• [What you will do]:
Retype every entry exactly, character for character.

--- Records for this task Enclosed Below ---

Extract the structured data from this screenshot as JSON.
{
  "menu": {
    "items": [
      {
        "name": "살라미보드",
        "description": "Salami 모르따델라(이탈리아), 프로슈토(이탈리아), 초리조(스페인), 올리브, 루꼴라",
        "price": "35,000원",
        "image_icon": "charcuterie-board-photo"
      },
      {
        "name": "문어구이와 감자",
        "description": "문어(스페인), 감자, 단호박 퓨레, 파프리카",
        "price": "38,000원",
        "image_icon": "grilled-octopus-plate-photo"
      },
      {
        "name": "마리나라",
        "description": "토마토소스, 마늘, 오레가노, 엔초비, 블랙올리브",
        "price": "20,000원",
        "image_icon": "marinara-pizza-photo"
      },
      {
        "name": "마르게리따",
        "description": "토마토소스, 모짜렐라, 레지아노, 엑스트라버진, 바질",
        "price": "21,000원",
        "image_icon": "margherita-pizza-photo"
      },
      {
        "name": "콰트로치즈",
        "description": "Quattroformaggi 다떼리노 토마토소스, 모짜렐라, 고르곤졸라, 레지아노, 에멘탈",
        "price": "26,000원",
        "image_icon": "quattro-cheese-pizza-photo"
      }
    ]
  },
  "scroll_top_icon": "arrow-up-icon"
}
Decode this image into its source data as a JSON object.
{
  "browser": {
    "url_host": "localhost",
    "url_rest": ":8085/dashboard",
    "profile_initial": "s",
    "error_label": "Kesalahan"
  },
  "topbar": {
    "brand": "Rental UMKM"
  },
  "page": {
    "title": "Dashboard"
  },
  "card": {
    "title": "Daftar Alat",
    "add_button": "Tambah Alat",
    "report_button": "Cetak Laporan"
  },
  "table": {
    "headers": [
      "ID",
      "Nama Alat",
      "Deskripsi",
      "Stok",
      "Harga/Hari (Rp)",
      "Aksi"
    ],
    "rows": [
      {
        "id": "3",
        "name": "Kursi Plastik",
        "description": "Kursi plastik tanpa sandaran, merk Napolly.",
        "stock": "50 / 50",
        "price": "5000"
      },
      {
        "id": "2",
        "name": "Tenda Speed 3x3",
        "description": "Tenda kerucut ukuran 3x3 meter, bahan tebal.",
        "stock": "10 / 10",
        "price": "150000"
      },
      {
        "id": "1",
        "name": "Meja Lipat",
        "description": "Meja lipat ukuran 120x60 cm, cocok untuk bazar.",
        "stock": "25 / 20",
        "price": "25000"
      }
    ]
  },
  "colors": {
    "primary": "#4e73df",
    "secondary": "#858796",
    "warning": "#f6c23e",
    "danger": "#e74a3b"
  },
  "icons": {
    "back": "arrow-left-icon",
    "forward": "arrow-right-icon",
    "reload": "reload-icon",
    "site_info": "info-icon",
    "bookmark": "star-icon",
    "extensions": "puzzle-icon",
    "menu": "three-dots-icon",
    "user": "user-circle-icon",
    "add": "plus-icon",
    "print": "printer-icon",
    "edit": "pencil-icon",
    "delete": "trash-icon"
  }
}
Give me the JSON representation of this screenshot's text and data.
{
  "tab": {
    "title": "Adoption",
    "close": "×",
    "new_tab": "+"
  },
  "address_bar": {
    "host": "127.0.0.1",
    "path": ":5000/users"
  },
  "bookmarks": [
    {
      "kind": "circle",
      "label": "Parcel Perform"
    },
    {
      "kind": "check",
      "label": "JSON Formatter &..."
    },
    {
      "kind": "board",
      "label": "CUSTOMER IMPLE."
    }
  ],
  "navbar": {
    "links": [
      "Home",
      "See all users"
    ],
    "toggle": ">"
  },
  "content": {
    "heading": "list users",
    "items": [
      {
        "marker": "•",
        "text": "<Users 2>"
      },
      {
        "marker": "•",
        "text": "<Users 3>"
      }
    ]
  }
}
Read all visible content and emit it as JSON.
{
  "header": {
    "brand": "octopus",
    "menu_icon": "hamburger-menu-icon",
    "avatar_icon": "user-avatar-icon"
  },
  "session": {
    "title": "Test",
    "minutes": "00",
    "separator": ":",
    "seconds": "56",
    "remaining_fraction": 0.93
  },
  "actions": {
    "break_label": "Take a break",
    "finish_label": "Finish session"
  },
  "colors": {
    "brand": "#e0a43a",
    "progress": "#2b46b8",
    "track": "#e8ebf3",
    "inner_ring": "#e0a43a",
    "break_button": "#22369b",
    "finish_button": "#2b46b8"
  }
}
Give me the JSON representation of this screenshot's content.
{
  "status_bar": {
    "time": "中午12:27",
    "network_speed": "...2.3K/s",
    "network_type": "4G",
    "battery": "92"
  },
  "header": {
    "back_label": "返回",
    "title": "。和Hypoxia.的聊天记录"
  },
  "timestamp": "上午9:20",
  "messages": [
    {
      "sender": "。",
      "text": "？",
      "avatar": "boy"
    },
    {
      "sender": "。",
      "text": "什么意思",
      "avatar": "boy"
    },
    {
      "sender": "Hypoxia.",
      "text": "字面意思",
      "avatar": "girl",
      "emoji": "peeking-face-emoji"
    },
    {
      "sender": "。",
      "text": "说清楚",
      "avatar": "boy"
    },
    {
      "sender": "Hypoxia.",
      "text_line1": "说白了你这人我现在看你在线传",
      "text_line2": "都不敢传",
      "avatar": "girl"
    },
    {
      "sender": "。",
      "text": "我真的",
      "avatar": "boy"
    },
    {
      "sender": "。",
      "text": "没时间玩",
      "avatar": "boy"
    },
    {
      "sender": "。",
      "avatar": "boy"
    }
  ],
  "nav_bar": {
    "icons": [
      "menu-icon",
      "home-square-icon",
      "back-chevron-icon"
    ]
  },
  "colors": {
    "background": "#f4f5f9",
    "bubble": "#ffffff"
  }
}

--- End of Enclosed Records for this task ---

• [Expected answer]:
Extract the structured data from this screenshot as JSON.
{
  "menu": {
    "items": [
      {
        "name": "살라미보드",
        "description": "Salami 모르따델라(이탈리아), 프로슈토(이탈리아), 초리조(스페인), 올리브, 루꼴라",
        "price": "35,000원",
        "image_icon": "charcuterie-board-photo"
      },
      {
        "name": "문어구이와 감자",
        "description": "문어(스페인), 감자, 단호박 퓨레, 파프리카",
        "price": "38,000원",
        "image_icon": "grilled-octopus-plate-photo"
      },
      {
        "name": "마리나라",
        "description": "토마토소스, 마늘, 오레가노, 엔초비, 블랙올리브",
        "price": "20,000원",
        "image_icon": "marinara-pizza-photo"
      },
      {
        "name": "마르게리따",
        "description": "토마토소스, 모짜렐라, 레지아노, 엑스트라버진, 바질",
        "price": "21,000원",
        "image_icon": "margherita-pizza-photo"
      },
      {
        "name": "콰트로치즈",
        "description": "Quattroformaggi 다떼리노 토마토소스, 모짜렐라, 고르곤졸라, 레지아노, 에멘탈",
        "price": "26,000원",
        "image_icon": "quattro-cheese-pizza-photo"
      }
    ]
  },
  "scroll_top_icon": "arrow-up-icon"
}
Decode this image into its source data as a JSON object.
{
  "browser": {
    "url_host": "localhost",
    "url_rest": ":8085/dashboard",
    "profile_initial": "s",
    "error_label": "Kesalahan"
  },
  "topbar": {
    "brand": "Rental UMKM"
  },
  "page": {
    "title": "Dashboard"
  },
  "card": {
    "title": "Daftar Alat",
    "add_button": "Tambah Alat",
    "report_button": "Cetak Laporan"
  },
  "table": {
    "headers": [
      "ID",
      "Nama Alat",
      "Deskripsi",
      "Stok",
      "Harga/Hari (Rp)",
      "Aksi"
    ],
    "rows": [
      {
        "id": "3",
        "name": "Kursi Plastik",
        "description": "Kursi plastik tanpa sandaran, merk Napolly.",
        "stock": "50 / 50",
        "price": "5000"
      },
      {
        "id": "2",
        "name": "Tenda Speed 3x3",
        "description": "Tenda kerucut ukuran 3x3 meter, bahan tebal.",
        "stock": "10 / 10",
        "price": "150000"
      },
      {
        "id": "1",
        "name": "Meja Lipat",
        "description": "Meja lipat ukuran 120x60 cm, cocok untuk bazar.",
        "stock": "25 / 20",
        "price": "25000"
      }
    ]
  },
  "colors": {
    "primary": "#4e73df",
    "secondary": "#858796",
    "warning": "#f6c23e",
    "danger": "#e74a3b"
  },
  "icons": {
    "back": "arrow-left-icon",
    "forward": "arrow-right-icon",
    "reload": "reload-icon",
    "site_info": "info-icon",
    "bookmark": "star-icon",
    "extensions": "puzzle-icon",
    "menu": "three-dots-icon",
    "user": "user-circle-icon",
    "add": "plus-icon",
    "print": "printer-icon",
    "edit": "pencil-icon",
    "delete": "trash-icon"
  }
}
Give me the JSON representation of this screenshot's text and data.
{
  "tab": {
    "title": "Adoption",
    "close": "×",
    "new_tab": "+"
  },
  "address_bar": {
    "host": "127.0.0.1",
    "path": ":5000/users"
  },
  "bookmarks": [
    {
      "kind": "circle",
      "label": "Parcel Perform"
    },
    {
      "kind": "check",
      "label": "JSON Formatter &..."
    },
    {
      "kind": "board",
      "label": "CUSTOMER IMPLE."
    }
  ],
  "navbar": {
    "links": [
      "Home",
      "See all users"
    ],
    "toggle": ">"
  },
  "content": {
    "heading": "list users",
    "items": [
      {
        "marker": "•",
        "text": "<Users 2>"
      },
      {
        "marker": "•",
        "text": "<Users 3>"
      }
    ]
  }
}
Read all visible content and emit it as JSON.
{
  "header": {
    "brand": "octopus",
    "menu_icon": "hamburger-menu-icon",
    "avatar_icon": "user-avatar-icon"
  },
  "session": {
    "title": "Test",
    "minutes": "00",
    "separator": ":",
    "seconds": "56",
    "remaining_fraction": 0.93
  },
  "actions": {
    "break_label": "Take a break",
    "finish_label": "Finish session"
  },
  "colors": {
    "brand": "#e0a43a",
    "progress": "#2b46b8",
    "track": "#e8ebf3",
    "inner_ring": "#e0a43a",
    "break_button": "#22369b",
    "finish_button": "#2b46b8"
  }
}
Give me the JSON representation of this screenshot's content.
{
  "status_bar": {
    "time": "中午12:27",
    "network_speed": "...2.3K/s",
    "network_type": "4G",
    "battery": "92"
  },
  "header": {
    "back_label": "返回",
    "title": "。和Hypoxia.的聊天记录"
  },
  "timestamp": "上午9:20",
  "messages": [
    {
      "sender": "。",
      "text": "？",
      "avatar": "boy"
    },
    {
      "sender": "。",
      "text": "什么意思",
      "avatar": "boy"
    },
    {
      "sender": "Hypoxia.",
      "text": "字面意思",
      "avatar": "girl",
      "emoji": "peeking-face-emoji"
    },
    {
      "sender": "。",
      "text": "说清楚",
      "avatar": "boy"
    },
    {
      "sender": "Hypoxia.",
      "text_line1": "说白了你这人我现在看你在线传",
      "text_line2": "都不敢传",
      "avatar": "girl"
    },
    {
      "sender": "。",
      "text": "我真的",
      "avatar": "boy"
    },
    {
      "sender": "。",
      "text": "没时间玩",
      "avatar": "boy"
    },
    {
      "sender": "。",
      "avatar": "boy"
    }
  ],
  "nav_bar": {
    "icons": [
      "menu-icon",
      "home-square-icon",
      "back-chevron-icon"
    ]
  },
  "colors": {
    "background": "#f4f5f9",
    "bubble": "#ffffff"
  }
}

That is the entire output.